At the end of the 60’s, the Tower was purchased by Emilio Jesi, a coffee merchant (Jesi coffee), a contemporary art collector (his collection is in the Brera Museum in Milan) and the uncle of the Tower’s present owner, the painter and poet, Daniele Bollea.

Jesi was fascinated by the idea of renovating such an antique asset, while knowing that the Italian government would certainly not be able to carry out the works.

An admirer of the rationalist architect and designer Franco Albini, Jesi engaged him as the official renovator.

To begin with, it was necessary to open up a quarry and to hire various stone cutters to work on the stones.

The overall renovation did not involve too many external and internal modifications.

Albini’s touch is clearly recognizable by the use of the furnishings and of the décor: a sober and solemn style, a mix of simple elements typical of the industrial architecture, mixed with some of the best Italian design pieces.

You can find the Margherita arm chair, made by Albini, which is also exposed in the major international museums of design; the radar-table made out of bulrush; you can find the big and the small Gatto lamps made by Castiglioni and the Phantom by Tobias Scarpa; two bar stools designed by Albini exclusively for the tower, so as to be able to observe the view.

The Tower was conceived as a temple of beauty and has been preserved according to this spirit ever since.

In the summer of 2012 the bathrooms were renovated: the architect Spartaco Paris, professor of Technology and Architecture at the University of Bari, created the project following very closely the original architectural lines which Albini had designed, but updating its structure with the modern requirements of comfort: The shower structures have been improved and added space has been obtained.

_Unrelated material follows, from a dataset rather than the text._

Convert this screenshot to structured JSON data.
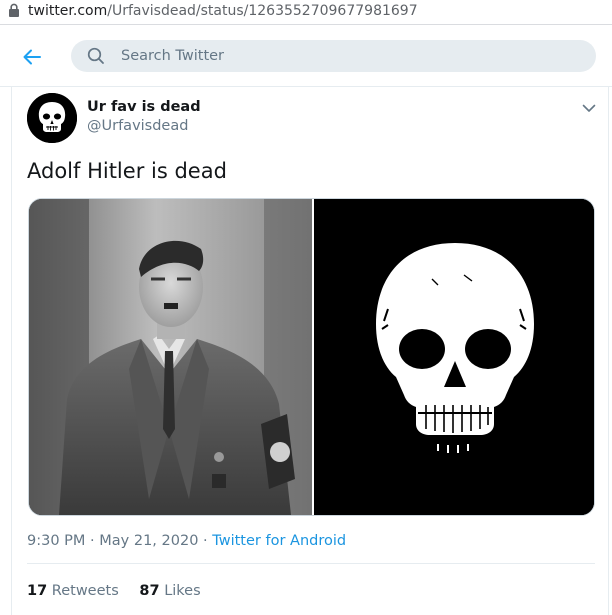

The second most important intervention was on the electrical system as well as a noteworthy boost to the security system; the internet network have been perfectioned, which now allows a Wi-Fi system in every room as well as the satellite connection.